Instructions to follow
Every entry below should be written out exactly, and no image should appear.

(Records from a data collection)
^^^^^^^^

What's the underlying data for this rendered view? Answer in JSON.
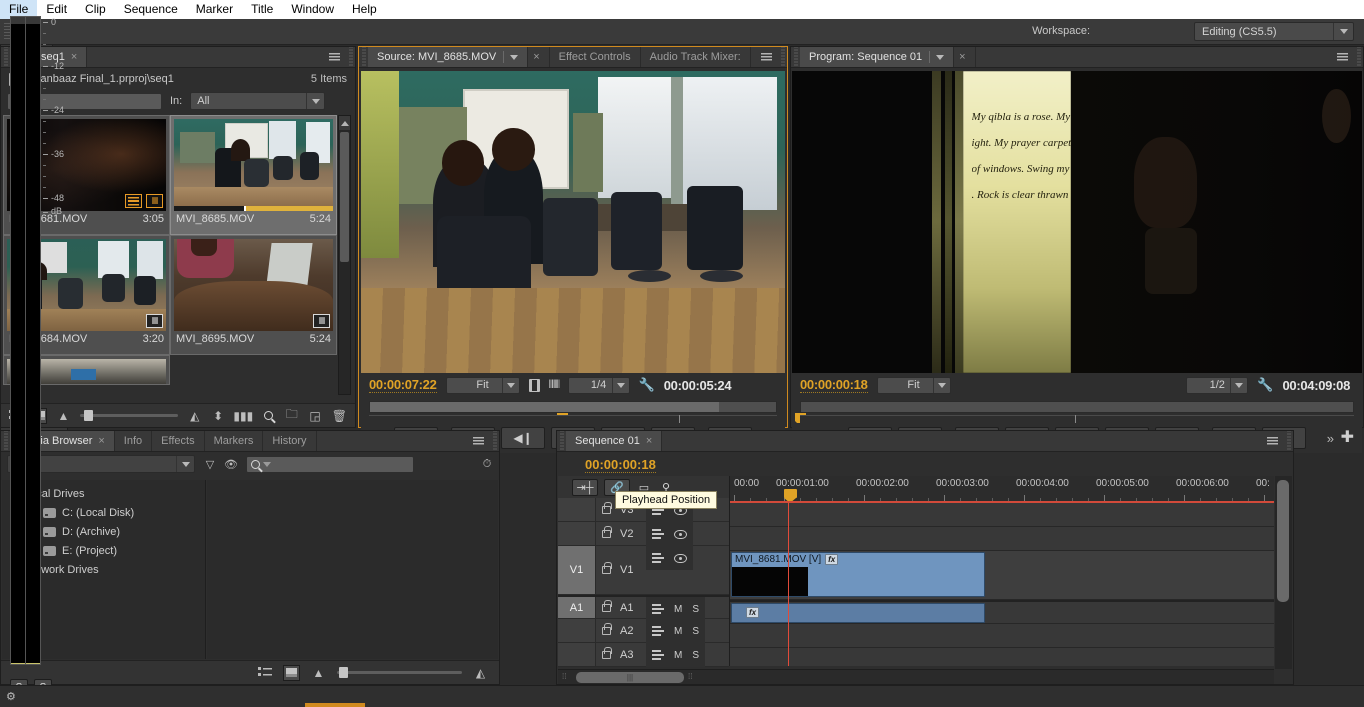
{
  "app": {
    "menus": [
      "File",
      "Edit",
      "Clip",
      "Sequence",
      "Marker",
      "Title",
      "Window",
      "Help"
    ],
    "workspace_label": "Workspace:",
    "workspace_value": "Editing (CS5.5)",
    "accent_color": "#d08a1f"
  },
  "bin": {
    "tab_label": "Bin: seq1",
    "close": "×",
    "path": "jaanbaaz Final_1.prproj\\seq1",
    "items_count": "5 Items",
    "search_placeholder": "",
    "in_label": "In:",
    "in_value": "All",
    "clips": [
      {
        "name": "MVI_8681.MOV",
        "duration": "3:05",
        "selected": false,
        "badges": [
          "film-icon",
          "waveform-icon"
        ],
        "badge_color": "#e79a26",
        "used_bar": false
      },
      {
        "name": "MVI_8685.MOV",
        "duration": "5:24",
        "selected": true,
        "badges": [],
        "used_bar": true
      },
      {
        "name": "MVI_8684.MOV",
        "duration": "3:20",
        "selected": false,
        "badges": [
          "waveform-icon"
        ],
        "badge_color": "#d9d9d9",
        "used_bar": false
      },
      {
        "name": "MVI_8695.MOV",
        "duration": "5:24",
        "selected": false,
        "badges": [
          "waveform-icon"
        ],
        "badge_color": "#d9d9d9",
        "used_bar": false
      }
    ]
  },
  "source_monitor": {
    "tabs": [
      {
        "label": "Source: MVI_8685.MOV",
        "active": true,
        "has_dropdown": true,
        "has_close": true
      },
      {
        "label": "Effect Controls",
        "active": false
      },
      {
        "label": "Audio Track Mixer:",
        "active": false
      }
    ],
    "current_time": "00:00:07:22",
    "fit_value": "Fit",
    "quality_value": "1/4",
    "duration": "00:00:05:24",
    "transport_buttons": [
      "set-in-point",
      "go-to-in-point",
      "step-back",
      "stop",
      "play",
      "step-forward",
      "insert"
    ]
  },
  "program_monitor": {
    "tab_label": "Program: Sequence 01",
    "current_time": "00:00:00:18",
    "fit_value": "Fit",
    "quality_value": "1/2",
    "duration": "00:04:09:08",
    "transport_buttons": [
      "set-in-point",
      "set-out-point",
      "go-to-in-point",
      "step-back",
      "play",
      "step-forward",
      "go-to-out-point",
      "lift",
      "extract"
    ],
    "overlay_text": [
      "My qibla is a rose. My",
      "ight. My prayer carpet",
      "of windows. Swing my",
      ". Rock is clear thrawn"
    ]
  },
  "media_browser": {
    "tabs": [
      {
        "label": "Media Browser",
        "active": true,
        "has_close": true
      },
      {
        "label": "Info",
        "active": false
      },
      {
        "label": "Effects",
        "active": false
      },
      {
        "label": "Markers",
        "active": false
      },
      {
        "label": "History",
        "active": false
      }
    ],
    "search_placeholder": "",
    "dir_select_value": "",
    "tree": [
      {
        "label": "Local Drives",
        "level": 1,
        "expanded": true,
        "icon": "none"
      },
      {
        "label": "C: (Local Disk)",
        "level": 2,
        "expanded": false,
        "icon": "drive-icon"
      },
      {
        "label": "D: (Archive)",
        "level": 2,
        "expanded": false,
        "icon": "drive-icon"
      },
      {
        "label": "E: (Project)",
        "level": 2,
        "expanded": false,
        "icon": "drive-icon"
      },
      {
        "label": "Network Drives",
        "level": 1,
        "expanded": true,
        "icon": "none"
      }
    ]
  },
  "tools": [
    "selection-tool",
    "track-select-tool",
    "ripple-edit-tool",
    "rolling-edit-tool",
    "rate-stretch-tool",
    "razor-tool",
    "slip-tool",
    "slide-tool",
    "pen-tool",
    "hand-tool",
    "zoom-tool"
  ],
  "timeline": {
    "tab_label": "Sequence 01",
    "current_time": "00:00:00:18",
    "tooltip": "Playhead Position",
    "ruler_labels": [
      "00:00",
      "00:00:01:00",
      "00:00:02:00",
      "00:00:03:00",
      "00:00:04:00",
      "00:00:05:00",
      "00:00:06:00",
      "00:"
    ],
    "video_tracks": [
      {
        "name": "V3",
        "source_label": "",
        "source_active": false,
        "locked": false
      },
      {
        "name": "V2",
        "source_label": "",
        "source_active": false,
        "locked": false
      },
      {
        "name": "V1",
        "source_label": "V1",
        "source_active": true,
        "locked": false
      }
    ],
    "audio_tracks": [
      {
        "name": "A1",
        "source_label": "A1",
        "source_active": true,
        "mute": "M",
        "solo": "S"
      },
      {
        "name": "A2",
        "source_label": "",
        "source_active": false,
        "mute": "M",
        "solo": "S"
      },
      {
        "name": "A3",
        "source_label": "",
        "source_active": false,
        "mute": "M",
        "solo": "S"
      }
    ],
    "clips": [
      {
        "track": "V1",
        "name": "MVI_8681.MOV [V]",
        "has_fx": true,
        "color": "#6f95bf"
      },
      {
        "track": "A1",
        "name": "",
        "has_fx": true,
        "color": "#5c7da4"
      }
    ]
  },
  "audio_meters": {
    "scale_labels": [
      "0",
      "-12",
      "-24",
      "-36",
      "-48",
      "dB"
    ],
    "solo_buttons": [
      "S",
      "S"
    ]
  }
}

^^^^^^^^

Response for this exercise
What's the underlying data for this rendered view? Answer in JSON.
{
  "app": {
    "menus": [
      "File",
      "Edit",
      "Clip",
      "Sequence",
      "Marker",
      "Title",
      "Window",
      "Help"
    ],
    "workspace_label": "Workspace:",
    "workspace_value": "Editing (CS5.5)",
    "accent_color": "#d08a1f"
  },
  "bin": {
    "tab_label": "Bin: seq1",
    "close": "×",
    "path": "jaanbaaz Final_1.prproj\\seq1",
    "items_count": "5 Items",
    "search_placeholder": "",
    "in_label": "In:",
    "in_value": "All",
    "clips": [
      {
        "name": "MVI_8681.MOV",
        "duration": "3:05",
        "selected": false,
        "badges": [
          "film-icon",
          "waveform-icon"
        ],
        "badge_color": "#e79a26",
        "used_bar": false
      },
      {
        "name": "MVI_8685.MOV",
        "duration": "5:24",
        "selected": true,
        "badges": [],
        "used_bar": true
      },
      {
        "name": "MVI_8684.MOV",
        "duration": "3:20",
        "selected": false,
        "badges": [
          "waveform-icon"
        ],
        "badge_color": "#d9d9d9",
        "used_bar": false
      },
      {
        "name": "MVI_8695.MOV",
        "duration": "5:24",
        "selected": false,
        "badges": [
          "waveform-icon"
        ],
        "badge_color": "#d9d9d9",
        "used_bar": false
      }
    ]
  },
  "source_monitor": {
    "tabs": [
      {
        "label": "Source: MVI_8685.MOV",
        "active": true,
        "has_dropdown": true,
        "has_close": true
      },
      {
        "label": "Effect Controls",
        "active": false
      },
      {
        "label": "Audio Track Mixer:",
        "active": false
      }
    ],
    "current_time": "00:00:07:22",
    "fit_value": "Fit",
    "quality_value": "1/4",
    "duration": "00:00:05:24",
    "transport_buttons": [
      "set-in-point",
      "go-to-in-point",
      "step-back",
      "stop",
      "play",
      "step-forward",
      "insert"
    ]
  },
  "program_monitor": {
    "tab_label": "Program: Sequence 01",
    "current_time": "00:00:00:18",
    "fit_value": "Fit",
    "quality_value": "1/2",
    "duration": "00:04:09:08",
    "transport_buttons": [
      "set-in-point",
      "set-out-point",
      "go-to-in-point",
      "step-back",
      "play",
      "step-forward",
      "go-to-out-point",
      "lift",
      "extract"
    ],
    "overlay_text": [
      "My qibla is a rose. My",
      "ight. My prayer carpet",
      "of windows. Swing my",
      ". Rock is clear thrawn"
    ]
  },
  "media_browser": {
    "tabs": [
      {
        "label": "Media Browser",
        "active": true,
        "has_close": true
      },
      {
        "label": "Info",
        "active": false
      },
      {
        "label": "Effects",
        "active": false
      },
      {
        "label": "Markers",
        "active": false
      },
      {
        "label": "History",
        "active": false
      }
    ],
    "search_placeholder": "",
    "dir_select_value": "",
    "tree": [
      {
        "label": "Local Drives",
        "level": 1,
        "expanded": true,
        "icon": "none"
      },
      {
        "label": "C: (Local Disk)",
        "level": 2,
        "expanded": false,
        "icon": "drive-icon"
      },
      {
        "label": "D: (Archive)",
        "level": 2,
        "expanded": false,
        "icon": "drive-icon"
      },
      {
        "label": "E: (Project)",
        "level": 2,
        "expanded": false,
        "icon": "drive-icon"
      },
      {
        "label": "Network Drives",
        "level": 1,
        "expanded": true,
        "icon": "none"
      }
    ]
  },
  "tools": [
    "selection-tool",
    "track-select-tool",
    "ripple-edit-tool",
    "rolling-edit-tool",
    "rate-stretch-tool",
    "razor-tool",
    "slip-tool",
    "slide-tool",
    "pen-tool",
    "hand-tool",
    "zoom-tool"
  ],
  "timeline": {
    "tab_label": "Sequence 01",
    "current_time": "00:00:00:18",
    "tooltip": "Playhead Position",
    "ruler_labels": [
      "00:00",
      "00:00:01:00",
      "00:00:02:00",
      "00:00:03:00",
      "00:00:04:00",
      "00:00:05:00",
      "00:00:06:00",
      "00:"
    ],
    "video_tracks": [
      {
        "name": "V3",
        "source_label": "",
        "source_active": false,
        "locked": false
      },
      {
        "name": "V2",
        "source_label": "",
        "source_active": false,
        "locked": false
      },
      {
        "name": "V1",
        "source_label": "V1",
        "source_active": true,
        "locked": false
      }
    ],
    "audio_tracks": [
      {
        "name": "A1",
        "source_label": "A1",
        "source_active": true,
        "mute": "M",
        "solo": "S"
      },
      {
        "name": "A2",
        "source_label": "",
        "source_active": false,
        "mute": "M",
        "solo": "S"
      },
      {
        "name": "A3",
        "source_label": "",
        "source_active": false,
        "mute": "M",
        "solo": "S"
      }
    ],
    "clips": [
      {
        "track": "V1",
        "name": "MVI_8681.MOV [V]",
        "has_fx": true,
        "color": "#6f95bf"
      },
      {
        "track": "A1",
        "name": "",
        "has_fx": true,
        "color": "#5c7da4"
      }
    ]
  },
  "audio_meters": {
    "scale_labels": [
      "0",
      "-12",
      "-24",
      "-36",
      "-48",
      "dB"
    ],
    "solo_buttons": [
      "S",
      "S"
    ]
  }
}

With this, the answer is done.